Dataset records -
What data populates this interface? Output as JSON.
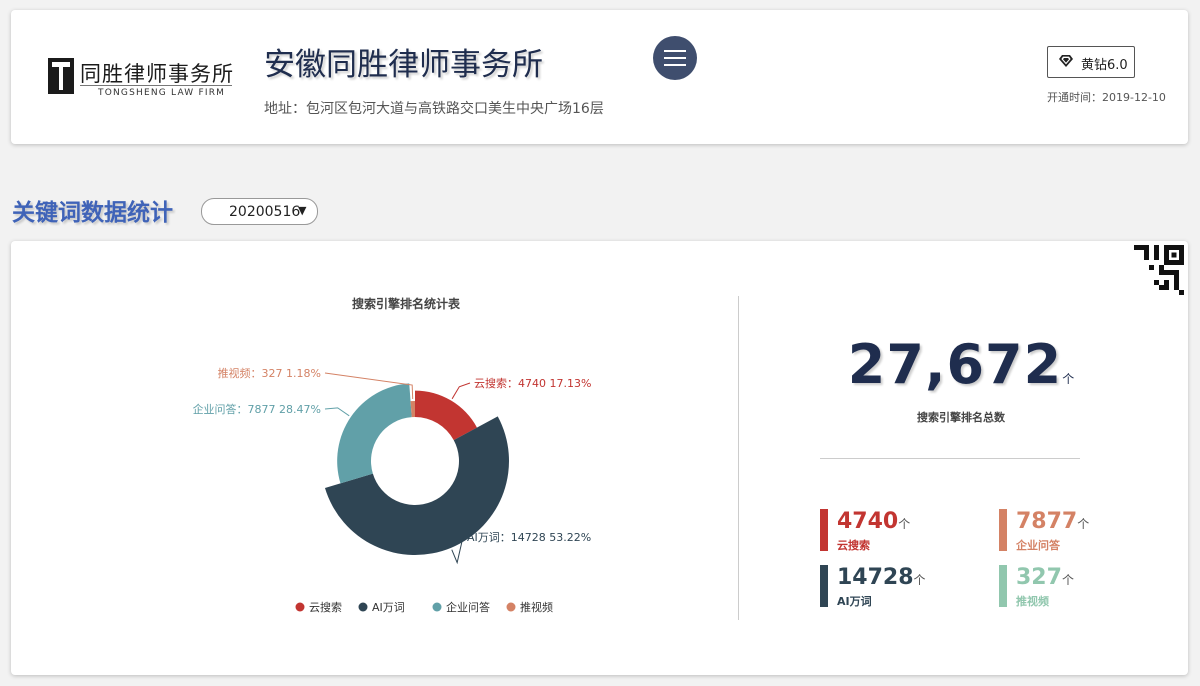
{
  "header": {
    "logo_cn": "同胜律师事务所",
    "logo_en": "TONGSHENG LAW FIRM",
    "company_name": "安徽同胜律师事务所",
    "address": "地址：包河区包河大道与高铁路交口美生中央广场16层",
    "level_label": "黄钻6.0",
    "open_date": "开通时间：2019-12-10",
    "menu_icon": "hamburger-menu-icon"
  },
  "section": {
    "title": "关键词数据统计",
    "date_value": "20200516"
  },
  "chart_data": {
    "type": "pie",
    "title": "搜索引擎排名统计表",
    "series": [
      {
        "name": "云搜索",
        "value": 4740,
        "percent": "17.13%",
        "color": "#c23531"
      },
      {
        "name": "AI万词",
        "value": 14728,
        "percent": "53.22%",
        "color": "#2f4554"
      },
      {
        "name": "企业问答",
        "value": 7877,
        "percent": "28.47%",
        "color": "#61a0a8"
      },
      {
        "name": "推视频",
        "value": 327,
        "percent": "1.18%",
        "color": "#d48265"
      }
    ],
    "legend": [
      "云搜索",
      "AI万词",
      "企业问答",
      "推视频"
    ],
    "legend_position": "bottom-center"
  },
  "summary": {
    "total_value": "27,672",
    "total_unit": "个",
    "total_label": "搜索引擎排名总数",
    "stats": [
      {
        "value": "4740",
        "unit": "个",
        "label": "云搜索",
        "color": "#c23531"
      },
      {
        "value": "7877",
        "unit": "个",
        "label": "企业问答",
        "color": "#d48265"
      },
      {
        "value": "14728",
        "unit": "个",
        "label": "AI万词",
        "color": "#2f4554"
      },
      {
        "value": "327",
        "unit": "个",
        "label": "推视频",
        "color": "#91c7ae"
      }
    ]
  }
}
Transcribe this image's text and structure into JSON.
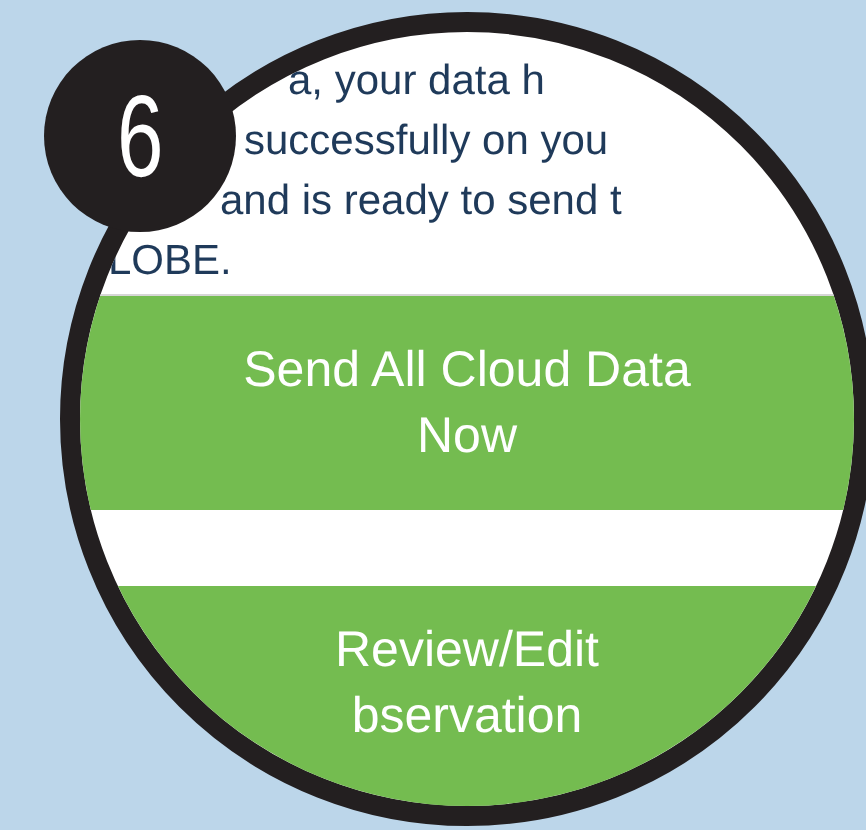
{
  "step_badge": {
    "number": "6"
  },
  "message_lines": [
    "a, your data h",
    "successfully on you",
    "and is ready to send t",
    "LOBE."
  ],
  "buttons": [
    {
      "label": "Send All Cloud Data Now"
    },
    {
      "label": "Review/Edit bservation"
    }
  ]
}
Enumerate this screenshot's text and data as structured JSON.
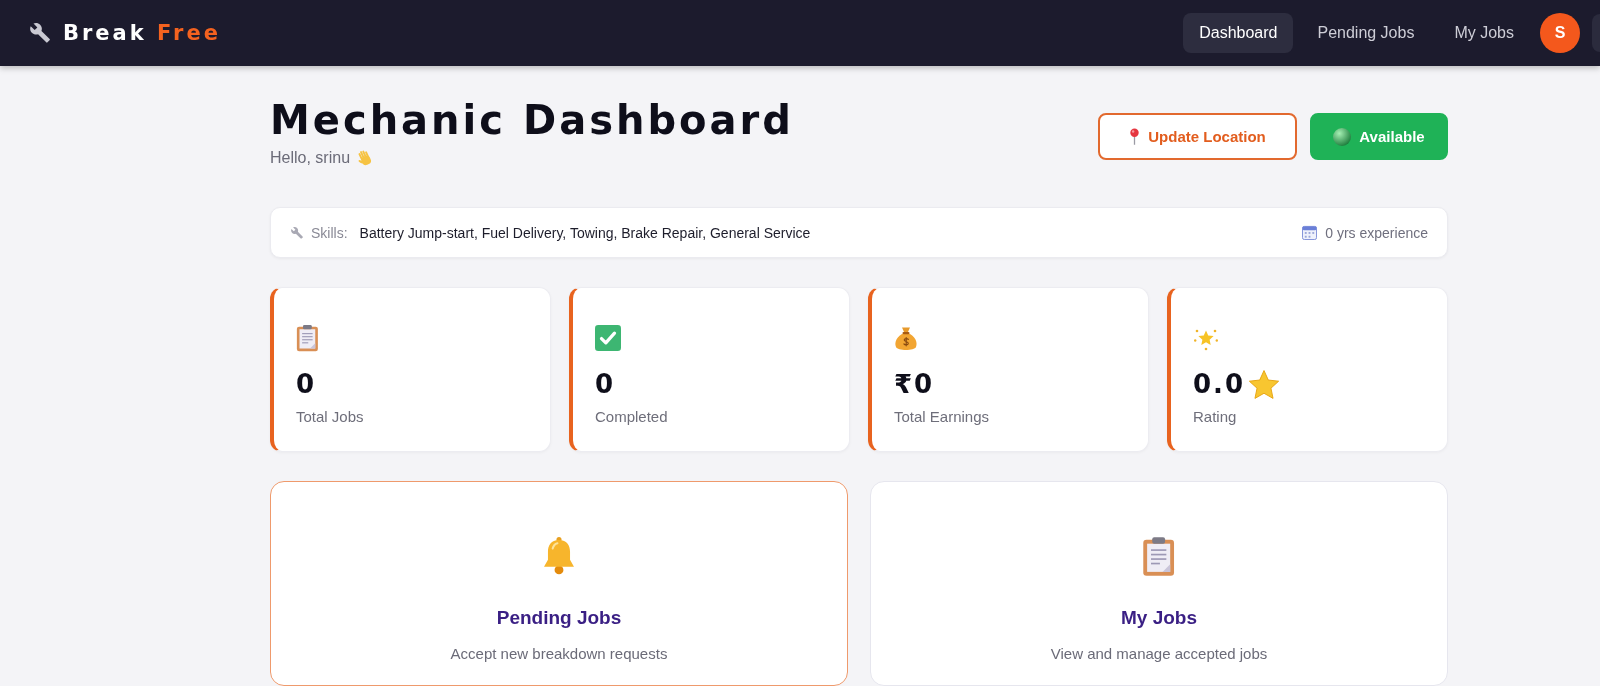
{
  "header": {
    "logo": {
      "first": "Break",
      "second": "Free"
    },
    "nav": [
      {
        "label": "Dashboard",
        "selected": true
      },
      {
        "label": "Pending Jobs",
        "selected": false
      },
      {
        "label": "My Jobs",
        "selected": false
      }
    ],
    "avatar": {
      "initial": "S"
    }
  },
  "page": {
    "title": "Mechanic Dashboard",
    "greeting": "Hello, srinu",
    "buttons": [
      {
        "kind": "location",
        "label": "Update Location"
      },
      {
        "kind": "status",
        "label": "Available",
        "on": true
      }
    ]
  },
  "skills_bar": {
    "label": "Skills:",
    "skills": "Battery Jump-start, Fuel Delivery, Towing, Brake Repair, General Service",
    "experience": "0 yrs experience"
  },
  "stats": [
    {
      "kind": "jobs",
      "value": "0",
      "label": "Total Jobs"
    },
    {
      "kind": "completed",
      "value": "0",
      "label": "Completed"
    },
    {
      "kind": "earnings",
      "value": "₹0",
      "label": "Total Earnings"
    },
    {
      "kind": "rating",
      "value": "0.0",
      "label": "Rating"
    }
  ],
  "actions": [
    {
      "kind": "pending",
      "title": "Pending Jobs",
      "subtitle": "Accept new breakdown requests",
      "selected": true
    },
    {
      "kind": "jobs",
      "title": "My Jobs",
      "subtitle": "View and manage accepted jobs",
      "selected": false
    }
  ]
}
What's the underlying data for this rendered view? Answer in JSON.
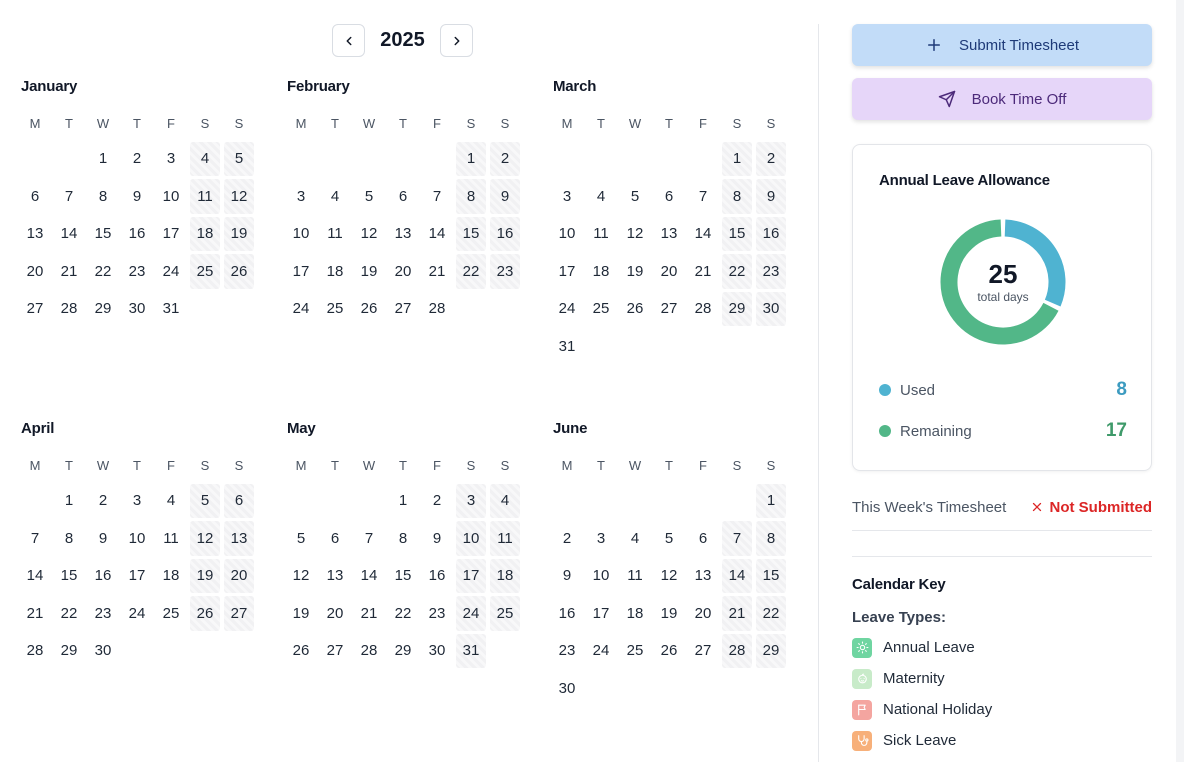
{
  "year": "2025",
  "weekday_headers": [
    "M",
    "T",
    "W",
    "T",
    "F",
    "S",
    "S"
  ],
  "months": [
    {
      "name": "January",
      "offset": 2,
      "days": 31
    },
    {
      "name": "February",
      "offset": 5,
      "days": 28
    },
    {
      "name": "March",
      "offset": 5,
      "days": 31
    },
    {
      "name": "April",
      "offset": 1,
      "days": 30
    },
    {
      "name": "May",
      "offset": 3,
      "days": 31
    },
    {
      "name": "June",
      "offset": 6,
      "days": 30
    }
  ],
  "actions": {
    "submit_label": "Submit Timesheet",
    "book_label": "Book Time Off"
  },
  "allowance": {
    "title": "Annual Leave Allowance",
    "total": "25",
    "total_caption": "total days",
    "used_label": "Used",
    "used_value": "8",
    "remaining_label": "Remaining",
    "remaining_value": "17",
    "used_color": "#4fb3d1",
    "remaining_color": "#52b788"
  },
  "timesheet": {
    "label": "This Week's Timesheet",
    "status": "Not Submitted",
    "status_color": "#dc2626"
  },
  "calendar_key": {
    "title": "Calendar Key",
    "leave_types_label": "Leave Types:",
    "items": [
      {
        "label": "Annual Leave",
        "color": "#6fd5a1",
        "icon": "sun-icon"
      },
      {
        "label": "Maternity",
        "color": "#c8ebc9",
        "icon": "baby-icon"
      },
      {
        "label": "National Holiday",
        "color": "#f4a5a0",
        "icon": "flag-icon"
      },
      {
        "label": "Sick Leave",
        "color": "#f7b07a",
        "icon": "stethoscope-icon"
      }
    ]
  }
}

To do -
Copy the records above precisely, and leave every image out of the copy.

Task response -
What data populates this interface? Output as JSON.
{
  "header": {
    "logo_cn": "同胜律师事务所",
    "logo_en": "TONGSHENG LAW FIRM",
    "company_name": "安徽同胜律师事务所",
    "address": "地址：包河区包河大道与高铁路交口美生中央广场16层",
    "level_label": "黄钻6.0",
    "open_date": "开通时间：2019-12-10",
    "menu_icon": "hamburger-menu-icon"
  },
  "section": {
    "title": "关键词数据统计",
    "date_value": "20200516"
  },
  "chart_data": {
    "type": "pie",
    "title": "搜索引擎排名统计表",
    "series": [
      {
        "name": "云搜索",
        "value": 4740,
        "percent": "17.13%",
        "color": "#c23531"
      },
      {
        "name": "AI万词",
        "value": 14728,
        "percent": "53.22%",
        "color": "#2f4554"
      },
      {
        "name": "企业问答",
        "value": 7877,
        "percent": "28.47%",
        "color": "#61a0a8"
      },
      {
        "name": "推视频",
        "value": 327,
        "percent": "1.18%",
        "color": "#d48265"
      }
    ],
    "legend": [
      "云搜索",
      "AI万词",
      "企业问答",
      "推视频"
    ],
    "legend_position": "bottom-center"
  },
  "summary": {
    "total_value": "27,672",
    "total_unit": "个",
    "total_label": "搜索引擎排名总数",
    "stats": [
      {
        "value": "4740",
        "unit": "个",
        "label": "云搜索",
        "color": "#c23531"
      },
      {
        "value": "7877",
        "unit": "个",
        "label": "企业问答",
        "color": "#d48265"
      },
      {
        "value": "14728",
        "unit": "个",
        "label": "AI万词",
        "color": "#2f4554"
      },
      {
        "value": "327",
        "unit": "个",
        "label": "推视频",
        "color": "#91c7ae"
      }
    ]
  }
}
Transcribe this image's text and structure into JSON.
{
  "step_badge": {
    "number": "6"
  },
  "message_lines": [
    "a, your data h",
    "successfully on you",
    "and is ready to send t",
    "LOBE."
  ],
  "buttons": [
    {
      "label": "Send All Cloud Data Now"
    },
    {
      "label": "Review/Edit bservation"
    }
  ]
}
Enumerate this screenshot's text and data as structured JSON.
{
  "header": {
    "logo": {
      "first": "Break",
      "second": "Free"
    },
    "nav": [
      {
        "label": "Dashboard",
        "selected": true
      },
      {
        "label": "Pending Jobs",
        "selected": false
      },
      {
        "label": "My Jobs",
        "selected": false
      }
    ],
    "avatar": {
      "initial": "S"
    }
  },
  "page": {
    "title": "Mechanic Dashboard",
    "greeting": "Hello, srinu",
    "buttons": [
      {
        "kind": "location",
        "label": "Update Location"
      },
      {
        "kind": "status",
        "label": "Available",
        "on": true
      }
    ]
  },
  "skills_bar": {
    "label": "Skills:",
    "skills": "Battery Jump-start, Fuel Delivery, Towing, Brake Repair, General Service",
    "experience": "0 yrs experience"
  },
  "stats": [
    {
      "kind": "jobs",
      "value": "0",
      "label": "Total Jobs"
    },
    {
      "kind": "completed",
      "value": "0",
      "label": "Completed"
    },
    {
      "kind": "earnings",
      "value": "₹0",
      "label": "Total Earnings"
    },
    {
      "kind": "rating",
      "value": "0.0",
      "label": "Rating"
    }
  ],
  "actions": [
    {
      "kind": "pending",
      "title": "Pending Jobs",
      "subtitle": "Accept new breakdown requests",
      "selected": true
    },
    {
      "kind": "jobs",
      "title": "My Jobs",
      "subtitle": "View and manage accepted jobs",
      "selected": false
    }
  ]
}
What's the underlying data for this rendered view? Answer in JSON.
{
  "year": "2025",
  "weekday_headers": [
    "M",
    "T",
    "W",
    "T",
    "F",
    "S",
    "S"
  ],
  "months": [
    {
      "name": "January",
      "offset": 2,
      "days": 31
    },
    {
      "name": "February",
      "offset": 5,
      "days": 28
    },
    {
      "name": "March",
      "offset": 5,
      "days": 31
    },
    {
      "name": "April",
      "offset": 1,
      "days": 30
    },
    {
      "name": "May",
      "offset": 3,
      "days": 31
    },
    {
      "name": "June",
      "offset": 6,
      "days": 30
    }
  ],
  "actions": {
    "submit_label": "Submit Timesheet",
    "book_label": "Book Time Off"
  },
  "allowance": {
    "title": "Annual Leave Allowance",
    "total": "25",
    "total_caption": "total days",
    "used_label": "Used",
    "used_value": "8",
    "remaining_label": "Remaining",
    "remaining_value": "17",
    "used_color": "#4fb3d1",
    "remaining_color": "#52b788"
  },
  "timesheet": {
    "label": "This Week's Timesheet",
    "status": "Not Submitted",
    "status_color": "#dc2626"
  },
  "calendar_key": {
    "title": "Calendar Key",
    "leave_types_label": "Leave Types:",
    "items": [
      {
        "label": "Annual Leave",
        "color": "#6fd5a1",
        "icon": "sun-icon"
      },
      {
        "label": "Maternity",
        "color": "#c8ebc9",
        "icon": "baby-icon"
      },
      {
        "label": "National Holiday",
        "color": "#f4a5a0",
        "icon": "flag-icon"
      },
      {
        "label": "Sick Leave",
        "color": "#f7b07a",
        "icon": "stethoscope-icon"
      }
    ]
  }
}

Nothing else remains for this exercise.